(EXERCISE BRIEF)
Scan the material below for the string "title". Report every line that has it.

(TASK DATA)
....
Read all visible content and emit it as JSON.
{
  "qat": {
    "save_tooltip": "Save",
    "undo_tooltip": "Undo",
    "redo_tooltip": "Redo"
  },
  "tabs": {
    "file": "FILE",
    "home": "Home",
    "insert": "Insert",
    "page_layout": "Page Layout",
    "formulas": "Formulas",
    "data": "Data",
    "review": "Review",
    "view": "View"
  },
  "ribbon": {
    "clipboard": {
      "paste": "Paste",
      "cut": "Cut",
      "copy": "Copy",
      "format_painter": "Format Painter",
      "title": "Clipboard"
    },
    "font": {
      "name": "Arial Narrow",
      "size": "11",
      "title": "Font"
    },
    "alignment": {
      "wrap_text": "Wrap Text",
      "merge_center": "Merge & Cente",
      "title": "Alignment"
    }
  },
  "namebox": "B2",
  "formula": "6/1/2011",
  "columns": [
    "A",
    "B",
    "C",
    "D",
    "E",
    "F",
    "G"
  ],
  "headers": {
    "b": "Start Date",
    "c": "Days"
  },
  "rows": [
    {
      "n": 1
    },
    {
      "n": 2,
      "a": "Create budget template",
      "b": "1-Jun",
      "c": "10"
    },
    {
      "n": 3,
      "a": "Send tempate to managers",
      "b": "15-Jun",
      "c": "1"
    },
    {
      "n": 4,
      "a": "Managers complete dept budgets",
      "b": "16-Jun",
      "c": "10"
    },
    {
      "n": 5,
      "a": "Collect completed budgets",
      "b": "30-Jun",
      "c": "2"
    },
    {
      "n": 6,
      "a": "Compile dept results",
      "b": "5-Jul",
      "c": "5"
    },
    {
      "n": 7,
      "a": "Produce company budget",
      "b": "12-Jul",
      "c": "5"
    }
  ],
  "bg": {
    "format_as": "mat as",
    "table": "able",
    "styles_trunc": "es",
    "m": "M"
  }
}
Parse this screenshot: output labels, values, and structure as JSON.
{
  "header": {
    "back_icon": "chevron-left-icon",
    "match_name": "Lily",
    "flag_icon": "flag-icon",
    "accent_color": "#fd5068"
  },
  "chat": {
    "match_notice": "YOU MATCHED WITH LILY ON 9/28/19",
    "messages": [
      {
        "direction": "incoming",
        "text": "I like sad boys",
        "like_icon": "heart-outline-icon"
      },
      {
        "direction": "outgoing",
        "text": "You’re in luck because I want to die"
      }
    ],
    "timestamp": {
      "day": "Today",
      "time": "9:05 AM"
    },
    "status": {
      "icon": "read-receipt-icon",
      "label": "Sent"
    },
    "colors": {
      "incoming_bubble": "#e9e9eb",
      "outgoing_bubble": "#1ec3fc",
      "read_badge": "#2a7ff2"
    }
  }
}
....
(REPLY TO THE TASK)
      "title": "Clipboard"
      "title": "Font"
      "title": "Alignment"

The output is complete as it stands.